* * * * *The phenomenon of women in showbiz taking their own lives is not new, or exclusive to India alone. Wikipedia has a long section on actresses and models that have killed themselves (a similar one for men is startlingly shorter). Ever since young and beautiful actor Marilyn Monroe and model Margaux Hemingway were found dead, popular culture has fed off the syndrome and almost glorified it. So whats to be done? How do we stop young women from killing themselves? How can we put an end to the causes that lead them to that tragic final act? I put the question to the people who have seen these cases up close and painfully personal: models, actresses, filmmakers and psychiatrists. I was surprised by the consensus in their views: they called for a de-stigmatisation of mental illness, more familial support, therapy recognition and support for victims of depression and exerting less pressures to succeed.
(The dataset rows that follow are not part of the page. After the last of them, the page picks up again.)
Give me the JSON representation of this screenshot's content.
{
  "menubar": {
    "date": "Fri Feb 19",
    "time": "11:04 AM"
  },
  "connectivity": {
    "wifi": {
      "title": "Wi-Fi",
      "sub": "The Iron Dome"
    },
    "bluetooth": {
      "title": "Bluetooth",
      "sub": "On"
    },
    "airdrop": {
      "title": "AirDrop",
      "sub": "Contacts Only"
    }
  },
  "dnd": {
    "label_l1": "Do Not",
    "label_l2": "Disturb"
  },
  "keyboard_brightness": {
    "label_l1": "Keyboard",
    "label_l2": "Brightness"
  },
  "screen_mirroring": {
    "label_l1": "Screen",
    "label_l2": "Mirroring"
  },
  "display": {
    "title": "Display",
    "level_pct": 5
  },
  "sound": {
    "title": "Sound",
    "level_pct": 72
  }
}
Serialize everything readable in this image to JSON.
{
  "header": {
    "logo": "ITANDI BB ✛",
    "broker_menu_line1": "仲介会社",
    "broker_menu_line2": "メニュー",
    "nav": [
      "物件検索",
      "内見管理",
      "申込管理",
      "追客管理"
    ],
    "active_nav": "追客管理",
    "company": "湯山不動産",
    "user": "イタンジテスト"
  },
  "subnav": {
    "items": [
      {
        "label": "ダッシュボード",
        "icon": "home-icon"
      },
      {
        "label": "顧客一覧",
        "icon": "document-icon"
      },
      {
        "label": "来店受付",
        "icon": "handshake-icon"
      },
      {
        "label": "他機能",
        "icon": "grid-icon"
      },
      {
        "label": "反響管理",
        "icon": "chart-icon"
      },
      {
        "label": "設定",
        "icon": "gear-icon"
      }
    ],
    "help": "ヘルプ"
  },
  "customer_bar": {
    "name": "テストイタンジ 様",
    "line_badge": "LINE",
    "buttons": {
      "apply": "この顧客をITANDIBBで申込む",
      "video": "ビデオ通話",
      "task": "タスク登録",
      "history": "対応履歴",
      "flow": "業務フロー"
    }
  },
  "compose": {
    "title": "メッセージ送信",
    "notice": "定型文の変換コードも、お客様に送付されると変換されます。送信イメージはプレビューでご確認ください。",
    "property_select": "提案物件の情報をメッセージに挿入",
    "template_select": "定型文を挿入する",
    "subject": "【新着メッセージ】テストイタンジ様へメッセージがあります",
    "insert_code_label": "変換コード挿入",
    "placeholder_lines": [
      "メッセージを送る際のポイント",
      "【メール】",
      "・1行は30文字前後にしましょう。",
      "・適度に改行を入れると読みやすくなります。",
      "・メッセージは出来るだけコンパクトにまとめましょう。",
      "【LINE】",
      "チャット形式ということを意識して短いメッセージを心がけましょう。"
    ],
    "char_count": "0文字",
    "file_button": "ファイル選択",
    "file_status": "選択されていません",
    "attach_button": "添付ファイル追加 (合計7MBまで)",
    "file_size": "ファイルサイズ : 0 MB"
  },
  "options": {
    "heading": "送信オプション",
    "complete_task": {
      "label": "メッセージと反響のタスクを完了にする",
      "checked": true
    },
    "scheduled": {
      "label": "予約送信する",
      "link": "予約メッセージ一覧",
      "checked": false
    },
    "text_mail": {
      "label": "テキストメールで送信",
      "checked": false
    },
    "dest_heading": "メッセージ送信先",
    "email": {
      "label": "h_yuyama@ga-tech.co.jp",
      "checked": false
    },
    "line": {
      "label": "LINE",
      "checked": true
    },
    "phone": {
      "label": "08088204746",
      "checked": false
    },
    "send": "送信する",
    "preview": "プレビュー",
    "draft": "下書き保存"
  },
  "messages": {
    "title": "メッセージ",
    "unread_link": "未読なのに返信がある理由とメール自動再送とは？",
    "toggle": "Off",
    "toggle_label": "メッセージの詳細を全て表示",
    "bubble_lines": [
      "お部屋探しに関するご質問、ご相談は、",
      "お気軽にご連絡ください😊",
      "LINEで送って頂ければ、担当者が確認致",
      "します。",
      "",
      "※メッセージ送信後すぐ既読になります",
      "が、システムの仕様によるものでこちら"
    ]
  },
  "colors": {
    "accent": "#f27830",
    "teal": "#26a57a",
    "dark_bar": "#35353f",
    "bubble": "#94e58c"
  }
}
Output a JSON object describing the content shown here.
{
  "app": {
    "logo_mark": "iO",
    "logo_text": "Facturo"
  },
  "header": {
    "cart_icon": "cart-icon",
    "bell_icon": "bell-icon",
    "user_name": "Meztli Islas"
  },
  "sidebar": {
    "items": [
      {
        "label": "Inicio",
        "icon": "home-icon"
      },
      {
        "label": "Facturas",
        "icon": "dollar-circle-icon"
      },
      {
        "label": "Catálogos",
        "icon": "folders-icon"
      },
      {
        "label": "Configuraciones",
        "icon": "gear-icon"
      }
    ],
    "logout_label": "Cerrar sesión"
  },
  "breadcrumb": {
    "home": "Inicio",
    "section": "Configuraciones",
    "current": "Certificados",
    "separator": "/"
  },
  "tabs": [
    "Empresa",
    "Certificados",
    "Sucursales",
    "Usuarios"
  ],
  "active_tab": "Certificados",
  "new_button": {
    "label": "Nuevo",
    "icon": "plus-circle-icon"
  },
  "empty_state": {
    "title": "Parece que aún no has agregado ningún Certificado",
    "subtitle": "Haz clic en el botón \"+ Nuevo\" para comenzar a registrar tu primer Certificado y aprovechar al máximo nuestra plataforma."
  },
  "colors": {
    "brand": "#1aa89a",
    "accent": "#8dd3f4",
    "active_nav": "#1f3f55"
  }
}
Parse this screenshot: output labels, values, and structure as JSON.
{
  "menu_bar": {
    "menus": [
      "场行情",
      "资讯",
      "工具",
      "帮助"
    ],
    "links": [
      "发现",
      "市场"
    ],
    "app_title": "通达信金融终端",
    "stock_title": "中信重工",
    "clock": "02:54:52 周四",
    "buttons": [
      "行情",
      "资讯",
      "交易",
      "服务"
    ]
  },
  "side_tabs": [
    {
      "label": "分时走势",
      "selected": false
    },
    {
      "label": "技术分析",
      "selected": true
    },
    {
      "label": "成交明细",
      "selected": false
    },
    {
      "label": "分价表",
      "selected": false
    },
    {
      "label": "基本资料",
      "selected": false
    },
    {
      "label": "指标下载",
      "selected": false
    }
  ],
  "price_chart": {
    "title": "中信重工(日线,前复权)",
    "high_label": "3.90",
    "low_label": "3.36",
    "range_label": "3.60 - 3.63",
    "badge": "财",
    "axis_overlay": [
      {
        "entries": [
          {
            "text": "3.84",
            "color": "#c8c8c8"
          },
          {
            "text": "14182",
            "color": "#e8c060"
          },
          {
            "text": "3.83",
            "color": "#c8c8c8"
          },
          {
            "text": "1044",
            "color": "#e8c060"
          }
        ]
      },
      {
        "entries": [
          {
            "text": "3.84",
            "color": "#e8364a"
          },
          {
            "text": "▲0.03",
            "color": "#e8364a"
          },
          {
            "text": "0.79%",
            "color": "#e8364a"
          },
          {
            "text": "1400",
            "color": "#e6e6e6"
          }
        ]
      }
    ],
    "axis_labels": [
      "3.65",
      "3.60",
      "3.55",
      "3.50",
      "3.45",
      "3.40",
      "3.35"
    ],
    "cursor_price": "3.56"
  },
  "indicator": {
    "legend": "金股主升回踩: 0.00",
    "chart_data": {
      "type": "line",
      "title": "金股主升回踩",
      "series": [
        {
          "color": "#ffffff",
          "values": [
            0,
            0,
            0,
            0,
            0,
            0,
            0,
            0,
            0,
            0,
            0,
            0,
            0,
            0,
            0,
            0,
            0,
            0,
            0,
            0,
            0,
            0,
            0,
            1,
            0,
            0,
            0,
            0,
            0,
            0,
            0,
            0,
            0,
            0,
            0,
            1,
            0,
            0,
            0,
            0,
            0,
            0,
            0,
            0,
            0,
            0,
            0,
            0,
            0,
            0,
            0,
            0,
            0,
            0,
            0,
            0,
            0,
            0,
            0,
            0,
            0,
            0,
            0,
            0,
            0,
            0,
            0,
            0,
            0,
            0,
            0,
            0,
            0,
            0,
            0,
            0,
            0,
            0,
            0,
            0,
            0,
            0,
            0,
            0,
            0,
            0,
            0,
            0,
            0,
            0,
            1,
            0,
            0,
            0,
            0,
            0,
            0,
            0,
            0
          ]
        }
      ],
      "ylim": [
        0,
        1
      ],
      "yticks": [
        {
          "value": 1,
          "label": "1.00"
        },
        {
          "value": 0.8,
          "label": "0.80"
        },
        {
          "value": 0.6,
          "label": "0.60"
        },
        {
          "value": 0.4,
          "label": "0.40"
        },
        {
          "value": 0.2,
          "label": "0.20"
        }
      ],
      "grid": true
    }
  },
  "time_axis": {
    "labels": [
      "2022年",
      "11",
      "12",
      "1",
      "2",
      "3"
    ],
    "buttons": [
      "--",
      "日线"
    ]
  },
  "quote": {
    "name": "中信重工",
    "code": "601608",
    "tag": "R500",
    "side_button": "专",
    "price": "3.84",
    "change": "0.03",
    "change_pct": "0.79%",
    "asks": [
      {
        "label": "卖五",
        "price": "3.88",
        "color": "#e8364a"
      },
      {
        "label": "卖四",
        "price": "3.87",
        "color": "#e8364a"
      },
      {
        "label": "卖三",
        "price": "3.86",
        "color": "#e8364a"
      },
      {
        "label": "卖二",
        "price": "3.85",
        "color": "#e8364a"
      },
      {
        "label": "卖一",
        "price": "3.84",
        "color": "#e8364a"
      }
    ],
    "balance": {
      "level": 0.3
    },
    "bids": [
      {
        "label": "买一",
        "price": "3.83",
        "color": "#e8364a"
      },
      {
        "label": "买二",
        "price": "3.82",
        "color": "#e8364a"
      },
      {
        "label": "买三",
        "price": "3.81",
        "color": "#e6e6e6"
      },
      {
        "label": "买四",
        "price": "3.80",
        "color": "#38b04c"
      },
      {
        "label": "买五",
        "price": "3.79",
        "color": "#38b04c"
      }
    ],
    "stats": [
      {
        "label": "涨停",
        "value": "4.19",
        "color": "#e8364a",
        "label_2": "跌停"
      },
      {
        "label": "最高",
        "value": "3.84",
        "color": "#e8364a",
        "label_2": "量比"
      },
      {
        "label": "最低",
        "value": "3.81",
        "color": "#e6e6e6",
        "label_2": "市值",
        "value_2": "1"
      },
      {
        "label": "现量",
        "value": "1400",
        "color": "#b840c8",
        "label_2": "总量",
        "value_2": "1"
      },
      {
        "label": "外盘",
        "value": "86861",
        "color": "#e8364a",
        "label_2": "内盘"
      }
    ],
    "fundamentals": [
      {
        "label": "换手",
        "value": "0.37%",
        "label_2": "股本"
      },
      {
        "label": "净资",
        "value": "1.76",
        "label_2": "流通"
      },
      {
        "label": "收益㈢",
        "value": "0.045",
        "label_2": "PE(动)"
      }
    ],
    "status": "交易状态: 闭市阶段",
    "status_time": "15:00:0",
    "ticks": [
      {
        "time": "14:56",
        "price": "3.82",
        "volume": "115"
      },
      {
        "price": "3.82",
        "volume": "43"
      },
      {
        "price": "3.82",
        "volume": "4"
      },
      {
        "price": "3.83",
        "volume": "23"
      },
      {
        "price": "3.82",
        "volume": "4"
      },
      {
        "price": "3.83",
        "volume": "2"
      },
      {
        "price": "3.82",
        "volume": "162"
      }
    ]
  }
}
Families need to act as support systems and not push their daughters and sons too hard not just in acting, but also in academics and life in general. Friends, colleagues and counselors need to recognise the signs of depression and help those who are fragile and vulnerable, says Samar. According to Irani, its not that suicides dont occur outside of showbiz. But everything here is magnified, so is the depression, he says. De Souza advocates looking inwards to solve the problem. More than comment on celebrities, and what they should or should not do, I prefer to look at the spectrum from my own perspective. Can I stop putting great value to it? When will I stop hankering over a new camera, a bigger house, and a faster car? When I have succeeded in answering that question for myself, then I might proceed to be advocative, he says. Heartbreak Hotel. Perhaps theres a way out yet.